▶ [Task details]:
Gather all lines from the material that contain the word "title".

Excerpted records Block Start

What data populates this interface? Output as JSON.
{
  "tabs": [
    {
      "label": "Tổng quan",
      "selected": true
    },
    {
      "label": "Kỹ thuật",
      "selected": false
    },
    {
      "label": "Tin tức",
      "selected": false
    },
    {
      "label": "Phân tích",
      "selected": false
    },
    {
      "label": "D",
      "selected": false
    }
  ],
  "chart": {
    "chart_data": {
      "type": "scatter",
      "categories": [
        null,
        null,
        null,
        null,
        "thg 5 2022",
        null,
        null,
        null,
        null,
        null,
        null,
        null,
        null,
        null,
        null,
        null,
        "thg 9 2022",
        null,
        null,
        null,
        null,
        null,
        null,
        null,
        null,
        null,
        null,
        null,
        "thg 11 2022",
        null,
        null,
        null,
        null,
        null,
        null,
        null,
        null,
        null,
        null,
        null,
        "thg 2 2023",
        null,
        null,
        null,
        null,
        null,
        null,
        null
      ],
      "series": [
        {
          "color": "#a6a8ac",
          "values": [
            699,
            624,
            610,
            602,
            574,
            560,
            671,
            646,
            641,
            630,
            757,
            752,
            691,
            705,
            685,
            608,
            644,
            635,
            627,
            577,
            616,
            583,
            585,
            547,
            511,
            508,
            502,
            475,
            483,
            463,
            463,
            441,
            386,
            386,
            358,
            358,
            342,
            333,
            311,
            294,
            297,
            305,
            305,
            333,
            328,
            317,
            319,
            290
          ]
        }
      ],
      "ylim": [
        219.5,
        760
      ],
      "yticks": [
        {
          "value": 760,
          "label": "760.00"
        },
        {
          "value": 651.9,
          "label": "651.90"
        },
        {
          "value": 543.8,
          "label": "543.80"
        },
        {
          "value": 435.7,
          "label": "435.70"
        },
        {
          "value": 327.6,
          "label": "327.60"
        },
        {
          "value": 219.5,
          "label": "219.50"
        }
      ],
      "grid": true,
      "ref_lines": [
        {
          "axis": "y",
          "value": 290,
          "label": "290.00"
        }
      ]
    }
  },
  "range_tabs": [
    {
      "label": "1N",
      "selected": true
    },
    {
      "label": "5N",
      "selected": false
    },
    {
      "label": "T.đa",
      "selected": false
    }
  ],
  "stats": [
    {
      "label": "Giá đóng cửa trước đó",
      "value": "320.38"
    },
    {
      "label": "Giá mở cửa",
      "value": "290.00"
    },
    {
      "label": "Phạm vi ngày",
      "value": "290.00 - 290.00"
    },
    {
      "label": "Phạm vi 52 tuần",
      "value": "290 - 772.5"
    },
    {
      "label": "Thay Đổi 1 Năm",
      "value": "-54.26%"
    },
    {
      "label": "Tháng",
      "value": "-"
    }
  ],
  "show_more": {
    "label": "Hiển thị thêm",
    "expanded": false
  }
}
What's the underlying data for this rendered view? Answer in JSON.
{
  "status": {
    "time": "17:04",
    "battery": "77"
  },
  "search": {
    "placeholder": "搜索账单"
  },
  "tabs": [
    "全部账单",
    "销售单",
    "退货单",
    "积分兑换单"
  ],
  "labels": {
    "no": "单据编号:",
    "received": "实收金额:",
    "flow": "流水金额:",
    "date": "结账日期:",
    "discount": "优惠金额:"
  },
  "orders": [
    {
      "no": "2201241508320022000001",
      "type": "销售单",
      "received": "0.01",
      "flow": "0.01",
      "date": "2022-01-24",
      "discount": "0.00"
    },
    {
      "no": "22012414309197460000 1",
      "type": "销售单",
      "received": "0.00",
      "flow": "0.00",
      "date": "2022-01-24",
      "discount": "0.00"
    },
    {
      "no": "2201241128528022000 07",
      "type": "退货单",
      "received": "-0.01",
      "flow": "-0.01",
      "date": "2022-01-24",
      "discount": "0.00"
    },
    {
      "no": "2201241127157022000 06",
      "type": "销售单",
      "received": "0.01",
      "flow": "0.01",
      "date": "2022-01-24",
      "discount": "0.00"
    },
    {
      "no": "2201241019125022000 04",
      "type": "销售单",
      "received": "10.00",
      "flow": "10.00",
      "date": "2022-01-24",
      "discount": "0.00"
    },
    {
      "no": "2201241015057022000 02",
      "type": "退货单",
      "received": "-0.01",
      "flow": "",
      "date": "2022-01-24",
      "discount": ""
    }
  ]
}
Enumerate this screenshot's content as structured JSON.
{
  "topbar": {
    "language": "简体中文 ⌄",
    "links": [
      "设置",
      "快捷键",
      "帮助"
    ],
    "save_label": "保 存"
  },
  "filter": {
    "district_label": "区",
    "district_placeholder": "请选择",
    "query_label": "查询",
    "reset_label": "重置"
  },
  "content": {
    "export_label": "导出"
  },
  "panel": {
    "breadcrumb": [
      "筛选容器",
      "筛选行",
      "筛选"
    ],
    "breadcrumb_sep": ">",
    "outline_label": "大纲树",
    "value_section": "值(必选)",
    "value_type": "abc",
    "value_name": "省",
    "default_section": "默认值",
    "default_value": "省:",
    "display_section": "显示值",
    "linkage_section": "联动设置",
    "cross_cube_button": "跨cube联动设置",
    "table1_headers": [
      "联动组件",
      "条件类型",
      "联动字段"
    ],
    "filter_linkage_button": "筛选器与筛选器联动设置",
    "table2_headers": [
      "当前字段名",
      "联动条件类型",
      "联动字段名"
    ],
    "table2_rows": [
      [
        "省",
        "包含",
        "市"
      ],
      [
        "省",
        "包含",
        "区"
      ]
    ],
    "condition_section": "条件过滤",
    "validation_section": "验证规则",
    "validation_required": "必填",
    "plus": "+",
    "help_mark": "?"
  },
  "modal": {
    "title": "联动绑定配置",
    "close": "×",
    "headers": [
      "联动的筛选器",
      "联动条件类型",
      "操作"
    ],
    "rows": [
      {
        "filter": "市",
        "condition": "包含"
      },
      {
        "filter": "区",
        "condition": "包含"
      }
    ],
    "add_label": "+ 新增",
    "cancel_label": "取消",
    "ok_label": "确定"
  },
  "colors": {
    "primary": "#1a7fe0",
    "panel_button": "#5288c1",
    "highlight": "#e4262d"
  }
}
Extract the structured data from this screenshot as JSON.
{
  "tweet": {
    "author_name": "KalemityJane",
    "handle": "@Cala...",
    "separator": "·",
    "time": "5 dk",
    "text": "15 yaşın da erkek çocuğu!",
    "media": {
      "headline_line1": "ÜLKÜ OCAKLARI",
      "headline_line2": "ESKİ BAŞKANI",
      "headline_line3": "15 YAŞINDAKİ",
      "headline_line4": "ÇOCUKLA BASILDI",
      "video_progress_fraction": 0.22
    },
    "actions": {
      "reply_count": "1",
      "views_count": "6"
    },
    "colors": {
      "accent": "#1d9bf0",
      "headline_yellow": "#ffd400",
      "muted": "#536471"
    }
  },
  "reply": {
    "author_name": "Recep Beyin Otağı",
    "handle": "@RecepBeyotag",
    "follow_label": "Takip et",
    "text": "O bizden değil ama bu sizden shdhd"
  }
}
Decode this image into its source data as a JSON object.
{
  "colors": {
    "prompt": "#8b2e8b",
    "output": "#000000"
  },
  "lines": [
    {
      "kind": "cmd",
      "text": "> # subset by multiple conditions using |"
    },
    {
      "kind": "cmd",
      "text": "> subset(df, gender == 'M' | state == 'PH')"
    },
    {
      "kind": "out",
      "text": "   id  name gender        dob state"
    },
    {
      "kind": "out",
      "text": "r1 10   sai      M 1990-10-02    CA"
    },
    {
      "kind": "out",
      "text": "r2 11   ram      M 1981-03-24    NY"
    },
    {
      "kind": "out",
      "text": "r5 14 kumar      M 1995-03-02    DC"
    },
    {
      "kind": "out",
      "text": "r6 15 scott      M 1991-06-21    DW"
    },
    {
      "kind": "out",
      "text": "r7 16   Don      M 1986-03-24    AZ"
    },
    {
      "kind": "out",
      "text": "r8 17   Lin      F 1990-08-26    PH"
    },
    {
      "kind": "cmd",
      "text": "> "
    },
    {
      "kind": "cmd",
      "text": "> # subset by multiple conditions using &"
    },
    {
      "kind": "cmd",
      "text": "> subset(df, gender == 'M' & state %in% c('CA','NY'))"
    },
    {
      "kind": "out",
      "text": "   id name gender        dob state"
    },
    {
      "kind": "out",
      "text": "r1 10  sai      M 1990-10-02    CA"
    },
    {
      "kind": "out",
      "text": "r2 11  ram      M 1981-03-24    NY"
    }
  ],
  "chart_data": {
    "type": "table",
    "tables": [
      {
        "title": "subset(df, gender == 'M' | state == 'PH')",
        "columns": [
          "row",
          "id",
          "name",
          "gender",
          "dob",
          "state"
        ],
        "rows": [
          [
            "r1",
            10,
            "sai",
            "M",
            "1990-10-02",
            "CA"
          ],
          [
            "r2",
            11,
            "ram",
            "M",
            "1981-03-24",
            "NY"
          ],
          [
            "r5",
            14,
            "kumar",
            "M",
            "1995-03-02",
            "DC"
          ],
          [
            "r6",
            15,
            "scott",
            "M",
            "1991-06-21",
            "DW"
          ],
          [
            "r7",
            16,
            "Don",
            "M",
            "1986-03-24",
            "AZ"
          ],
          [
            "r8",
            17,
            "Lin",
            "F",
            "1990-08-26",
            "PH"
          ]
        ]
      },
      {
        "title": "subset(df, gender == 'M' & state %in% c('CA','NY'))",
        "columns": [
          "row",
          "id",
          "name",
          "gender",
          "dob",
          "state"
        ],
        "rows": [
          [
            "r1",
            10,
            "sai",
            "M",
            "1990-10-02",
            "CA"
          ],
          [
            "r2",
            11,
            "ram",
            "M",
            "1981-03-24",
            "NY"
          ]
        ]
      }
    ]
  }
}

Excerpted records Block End

▶ [Exercise response]:
    "title": "联动绑定配置",
        "title": "subset(df, gender == 'M' | state == 'PH')",
        "title": "subset(df, gender == 'M' & state %in% c('CA','NY'))",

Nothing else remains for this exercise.